Question 1: What happens if I still haven’t received my updated A056 LOA?

After the PBCS tracks were introduced in March 2018, the FAA published a Notice requiring all N-reg operators to update their A056 LOA authorization – regardless of whether or not they intended to fly these PBCS tracks. For private (Part 91) operators, the deadline to submit the application was 30th September 2018.

There was a barrage of applications, and the FAA still seem to have a bit of a backlog, as even now some operators have still not received their updated approvals.

The FAA’s unofficial policy is that as long as you have applied for a revised LOA, you can continue to use your old authorization after September 30th, while you wait for the new one to be issued.

Bottom line: This means you are allowed to keep flying in the North Atlantic, just not on the PBCS tracks.

Question 2: What about that problem with aircraft with Honeywell systems installed?

Back in March, a latency timer issue with certain Honeywell FMS systems meant that there were bunch of aircraft which weren’t able to get the PBCS approval.

In June, Honeywell issued a service bulletin fix for the issue, available at varying times for different aircraft. Since then, the FAA has been issuing the updated A056 LOA approvals to those aircraft with the Honeywell systems that reflect the new capabilities but the still don’t meet the PBCS requirement of RCP240 due to the latency timer issue.

Bottom line: Now those affected aircraft are able to receive the updated A056 LOA approvals, just with a PBCS restriction – meaning they can continue to operate in the North Atlantic, just not on the PBCS tracks.

Question 3: What the heck is PBCS anyway?

PBCS stands for ‘performance-based communication and surveillance’.

PBCS involves globally coordinated and accepted standards for Required Communication Performance (RCP) and Required Surveillance Performance (RSP), with the goal being to allow the application of reduced lateral and longitudinal separation to aircraft which meet the criteria.

To be PBCS compliant, you basically need CPDLC capable of RCP240 and ADS-C capable of RSP180; this effectively means having a 4 minute comms loop, and 3 minute position reporting.

PBCS has been implemented in various different chunks of airspace around the world, but most notably in the North Atlantic, where the three core daily NAT Tracks are assigned as PBCS tracks between FL350-390. To fly those, you will need to be PBCS compliant (read above) but also have RNP4 (the rest of the NAT only requires RNP10).

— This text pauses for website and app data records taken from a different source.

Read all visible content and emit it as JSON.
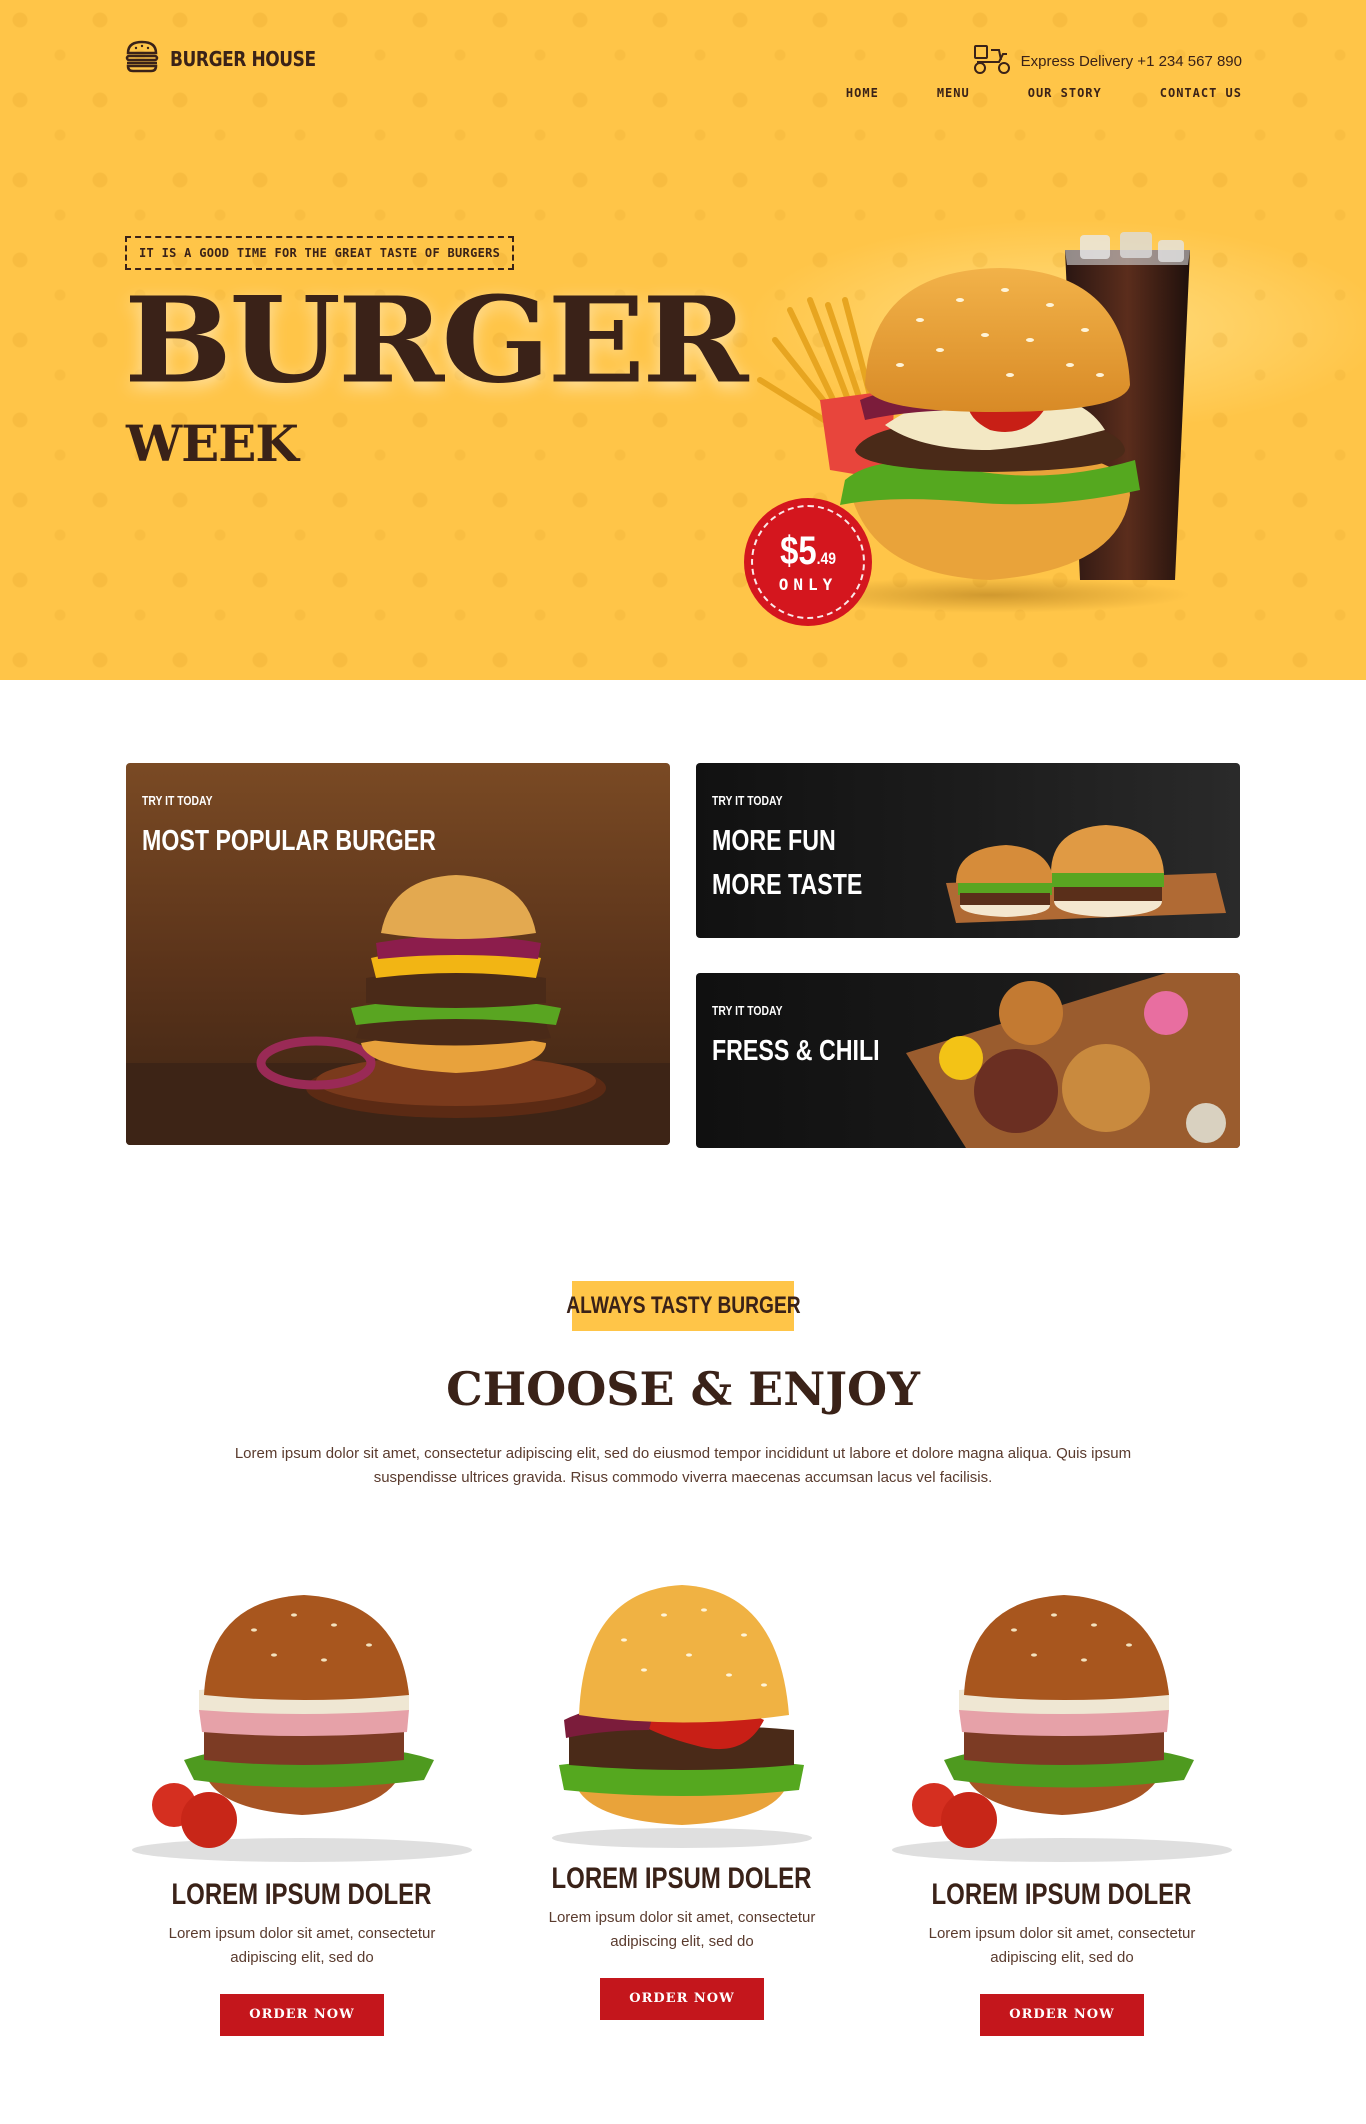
{
  "header": {
    "logo_text": "BURGER HOUSE",
    "delivery_text": "Express Delivery +1 234 567 890",
    "nav": [
      "HOME",
      "MENU",
      "OUR STORY",
      "CONTACT US"
    ]
  },
  "hero": {
    "tagline": "IT IS A GOOD TIME FOR THE GREAT TASTE OF BURGERS",
    "headline": "BURGER",
    "subhead": "WEEK",
    "price": {
      "dollars": "$5",
      "cents": ".49",
      "label": "ONLY"
    }
  },
  "promos": [
    {
      "kicker": "TRY IT TODAY",
      "title_lines": [
        "MOST POPULAR BURGER"
      ]
    },
    {
      "kicker": "TRY IT TODAY",
      "title_lines": [
        "MORE FUN",
        "MORE TASTE"
      ]
    },
    {
      "kicker": "TRY IT TODAY",
      "title_lines": [
        "FRESS & CHILI"
      ]
    }
  ],
  "choose": {
    "pill": "ALWAYS TASTY BURGER",
    "title": "CHOOSE & ENJOY",
    "description": "Lorem ipsum dolor sit amet, consectetur adipiscing elit, sed do eiusmod tempor incididunt ut labore et dolore magna aliqua. Quis ipsum suspendisse ultrices gravida. Risus commodo viverra maecenas accumsan lacus vel facilisis."
  },
  "products": [
    {
      "name": "LOREM IPSUM DOLER",
      "description": "Lorem ipsum dolor sit amet, consectetur adipiscing elit, sed do",
      "button": "ORDER NOW"
    },
    {
      "name": "LOREM IPSUM DOLER",
      "description": "Lorem ipsum dolor sit amet, consectetur adipiscing elit, sed do",
      "button": "ORDER NOW"
    },
    {
      "name": "LOREM IPSUM DOLER",
      "description": "Lorem ipsum dolor sit amet, consectetur adipiscing elit, sed do",
      "button": "ORDER NOW"
    }
  ],
  "colors": {
    "brand_yellow": "#ffc548",
    "brand_brown": "#3a2218",
    "accent_red": "#c4161c"
  },
  "icons": {
    "logo": "burger-icon",
    "delivery": "delivery-scooter-icon"
  }
}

Feeling queasy? That’s okay, reading about PBCS makes us feel that way too. If you’re still hungry for more though, check out our recent article on all things PBCS!

More questions? Get in touch!